Insuring against climate change
As the cost of the clean-up in Cumbria rises to over £100m ($165m), after this month's record rainfall, the world's biggest insurer has told me that his industry should be spending 10 times more than that each year to help avert the worst effects of climate change.
The cost of insuring against the effects of climate change - and of not insuring - is preying on the minds of the big insurance companies. Scientists are always reluctant to attribute single catastrophic weather events, like a storm or heavy rain or drought, to global warming. Most climate scientists, though, do expect climate change to increase the frequency of costly, extreme weather. And for insurers, making sense of the pattern of events like this is their business.
For Newsnight, I went to Munich to ask the head of the largest insurance group in the world, Munich Re, how he sees that pattern changing. Nikolaus von Bomhard, chief executive officer, agreed that Hurricane Katrina, and the tens of billions of dollars paid out by his industry, was a wake-up call for everyone, not just for politicians.
Just a few per cent of the insurance industry's financial resources could set the world on a low-carbon path, he said.
I asked him how much of Munich Re's money under management he's now investing in green technology projects that could help avert the worst effects of climate change, and lower insurance costs. "I would dare to say that something from the 1-to-2% point range is possible, and that in our case is already something like $2 billion."
Doesn't sound very much, considering the work that needs to be done? Well that's what I thought - and here's how von Bomhard answered that. "It is not a free philanthropic exercise that we do here. So it must make sense also for our policy and shareholders. But don't forget that if the entire insurance industry did that, they have investments under management of several trillions... then a lot of money is coming into that pool - a lot of money..."
One or two percent of several trillion dollars? That's tens of billions... every year.
Matt Huddleston, Principal Climate Change Consultant at the Met Office, is working with insurers, bringing together weather and climate research to help equip the industry as it faces an exponential rise in the cost of payouts.
"They're terrified that they might have a year where they have a lot of damage from winter windstorms in Europe, a lot of land-falling hurricanes in America and hail damage in the Midwest - all in the same year," he told me.
"And the question is, can we understand those risks that can be predicted in the future, and what does that mean for the industry if those things are connected and not independent?"
Von Bomhard put it another way: "If we do not do something now to contain the development of these risks they will - we will - end up with an uninsurable event because the capacity will not suffice to insure any more. So it's not about protecting our business rather to develop jointly with all those constituencies and make sure it stays within let's say quantities that can be insured."

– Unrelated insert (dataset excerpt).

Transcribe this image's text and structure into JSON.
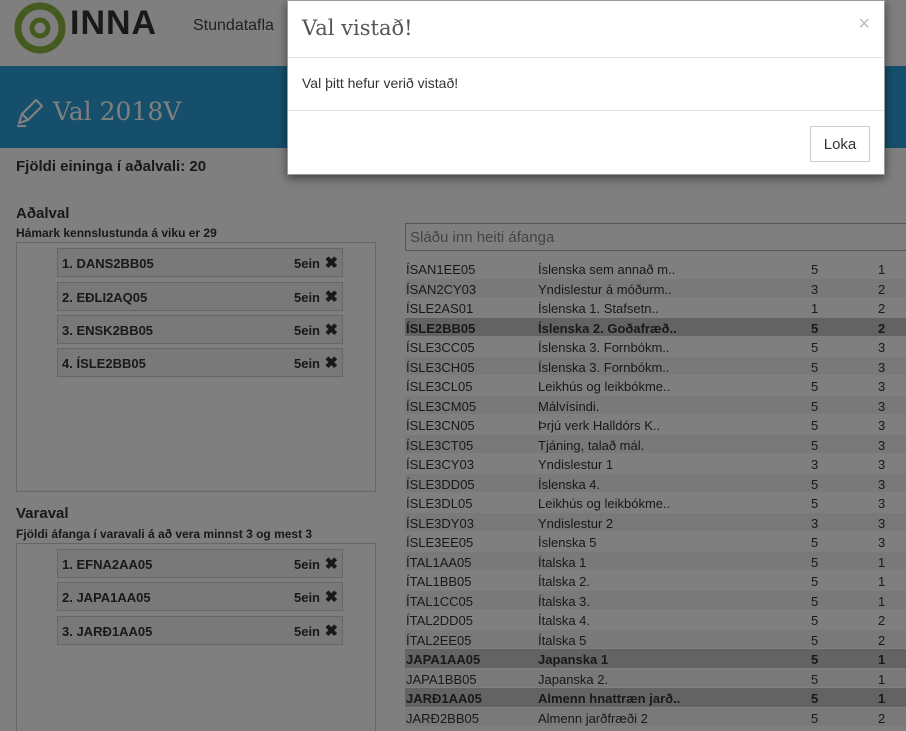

At the company headquarters, we caught a glimpse of Munich Re's determination to understand the changes the world, and it, might face. On one floor, the company employs a mini academic department of weather and climate experts, who first spotted an increase in frequency of catastrophic weather events in the 1970s, long before climate change became a household phrase.
And there's another surprise beneath the HQ itself - built just before the First World War, and with the feel of an imposing stately home. It's linked to buildings around it by a network of tunnels, brightly-lit in psychedelic colours. The men and women in formal dark business suits strike a contrast as they nip through the strange, mind-bending corridors.
And the sums of money it and the rest of the insurance and re-insurance industry commands are mind-bending too, according to Nick Mabey, of environmental think tank E3G. "They have huge amounts of money under management. We need huge investment into the low carbon sector, over a trillion a year to 2030 in low carbon." He told Newsnight that the time for these companies to act is now.
"If we started to see the insurance companies coming forward and saying to governments, 'We want to buy your green bonds, we want to invest in your green funds overseas', that would be very powerful and that would help government convince other parts of the private sector that their was money available in liquid in this area..."
This weekend Gordon Brown called for a start-up fund of $10bn (£6bn) a year to help the developing world to adapt to climate change and move to low-carbon economic growth. Compare that with the clout of the insurance and pensions world. At last look, even after the financial crisis, together they command some $60-odd trillions...
You can watch my report on Newsnight, at 10.30pm on BBC2.